ACTIVITY: The expected result is the full set of records, copied precisely, with images dropped.
[[ SUPPLIED RECORDS open ]]
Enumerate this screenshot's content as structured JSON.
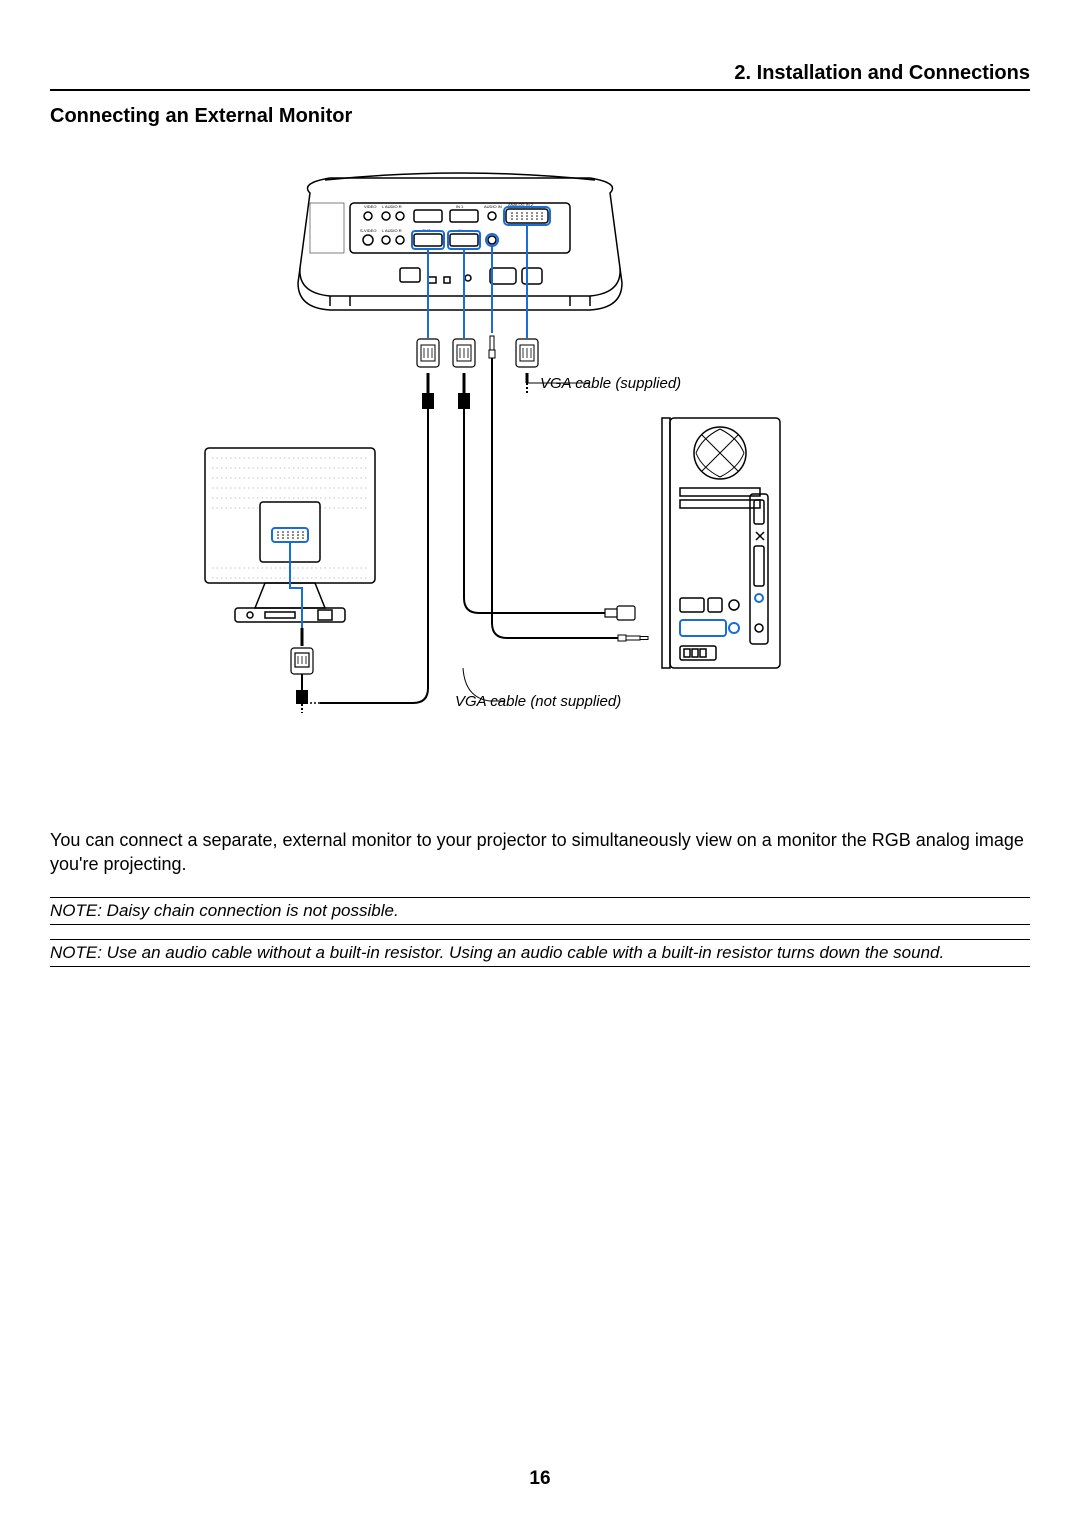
{
  "header": {
    "chapter": "2. Installation and Connections"
  },
  "subheading": "Connecting an External Monitor",
  "diagram": {
    "label_vga_supplied": "VGA cable (supplied)",
    "label_vga_not_supplied": "VGA cable (not supplied)",
    "port_labels": {
      "video": "VIDEO",
      "audio_in_top": "L AUDIO R",
      "s_video": "S-VIDEO",
      "audio_in_bottom": "L AUDIO R",
      "out": "OUT",
      "in1": "IN 1",
      "audio_in": "AUDIO IN",
      "analog_in_2": "ANALOG IN 2",
      "in": "IN"
    }
  },
  "body_paragraph": "You can connect a separate, external monitor to your projector to simultaneously view on a monitor the RGB analog image you're projecting.",
  "notes": [
    "NOTE: Daisy chain connection is not possible.",
    "NOTE: Use an audio cable without a built-in resistor. Using an audio cable with a built-in resistor turns down the sound."
  ],
  "page_number": "16"
}
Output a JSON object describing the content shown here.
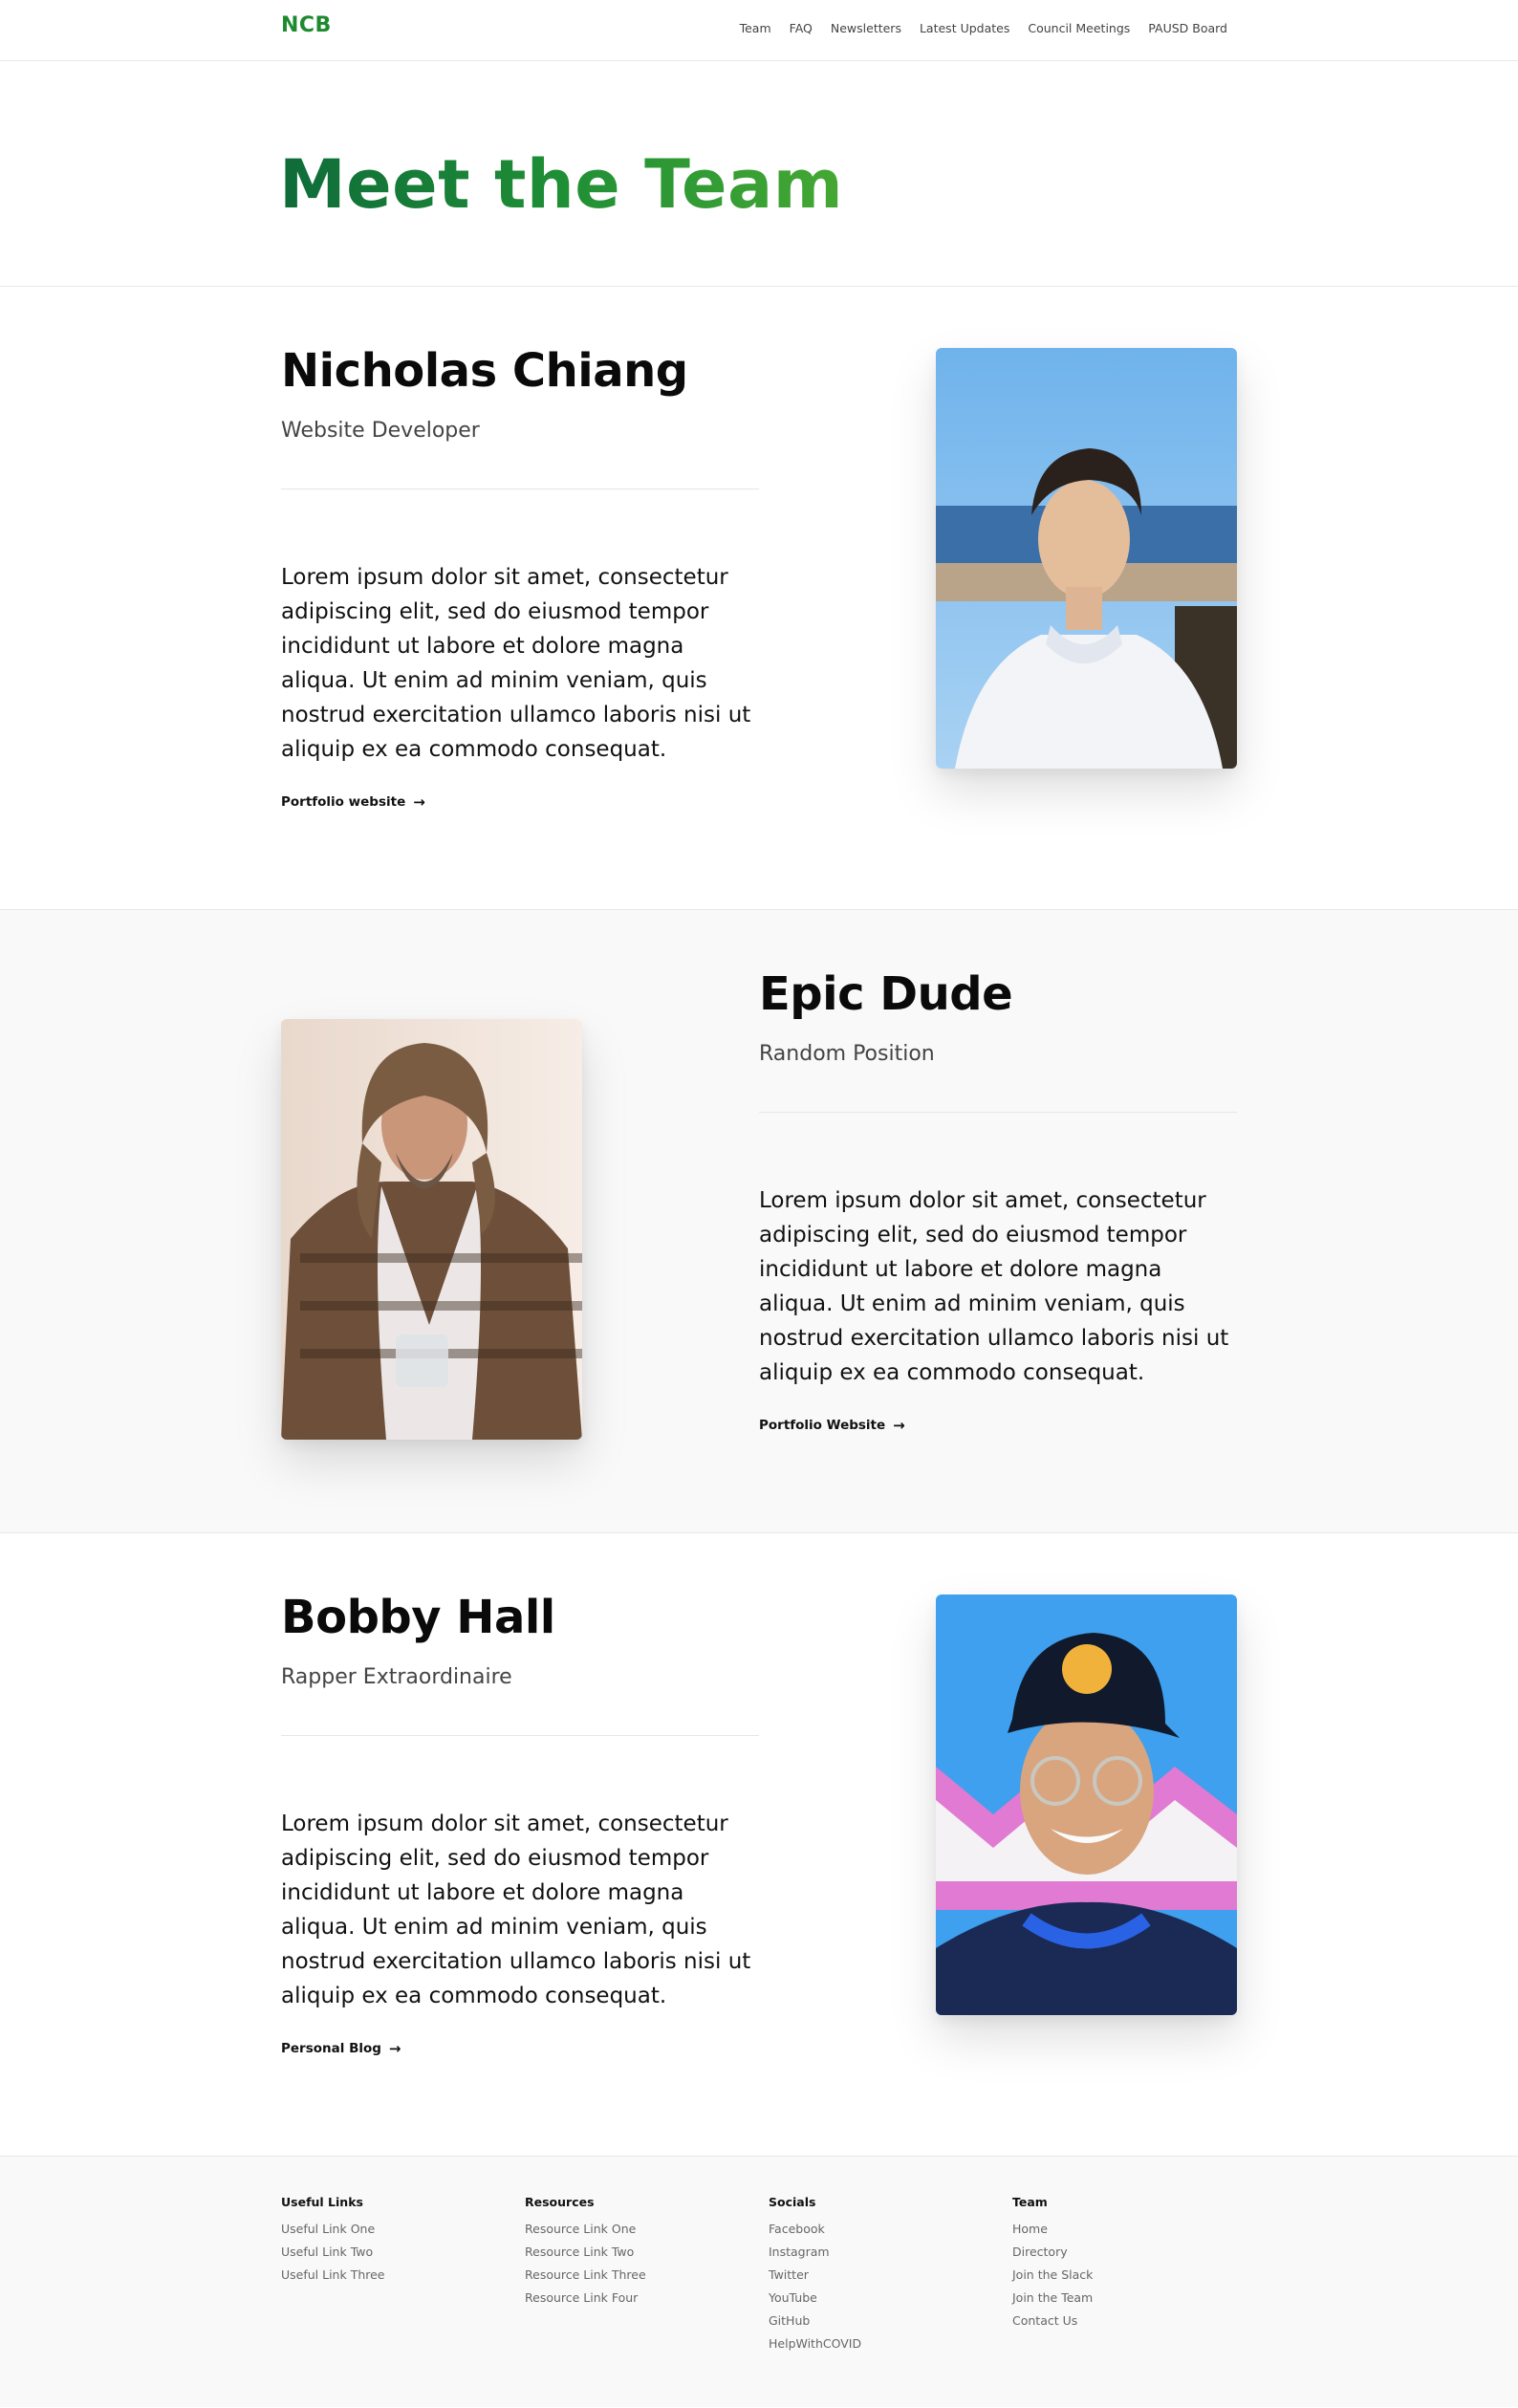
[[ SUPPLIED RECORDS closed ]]
ANSWER SECTION:
Enumerate this screenshot's content as structured JSON.
{
  "header": {
    "chapter": "2. Installation and Connections"
  },
  "subheading": "Connecting an External Monitor",
  "diagram": {
    "label_vga_supplied": "VGA cable (supplied)",
    "label_vga_not_supplied": "VGA cable (not supplied)",
    "port_labels": {
      "video": "VIDEO",
      "audio_in_top": "L AUDIO R",
      "s_video": "S-VIDEO",
      "audio_in_bottom": "L AUDIO R",
      "out": "OUT",
      "in1": "IN 1",
      "audio_in": "AUDIO IN",
      "analog_in_2": "ANALOG IN 2",
      "in": "IN"
    }
  },
  "body_paragraph": "You can connect a separate, external monitor to your projector to simultaneously view on a monitor the RGB analog image you're projecting.",
  "notes": [
    "NOTE: Daisy chain connection is not possible.",
    "NOTE: Use an audio cable without a built-in resistor. Using an audio cable with a built-in resistor turns down the sound."
  ],
  "page_number": "16"
}
Output a JSON object describing the content shown here.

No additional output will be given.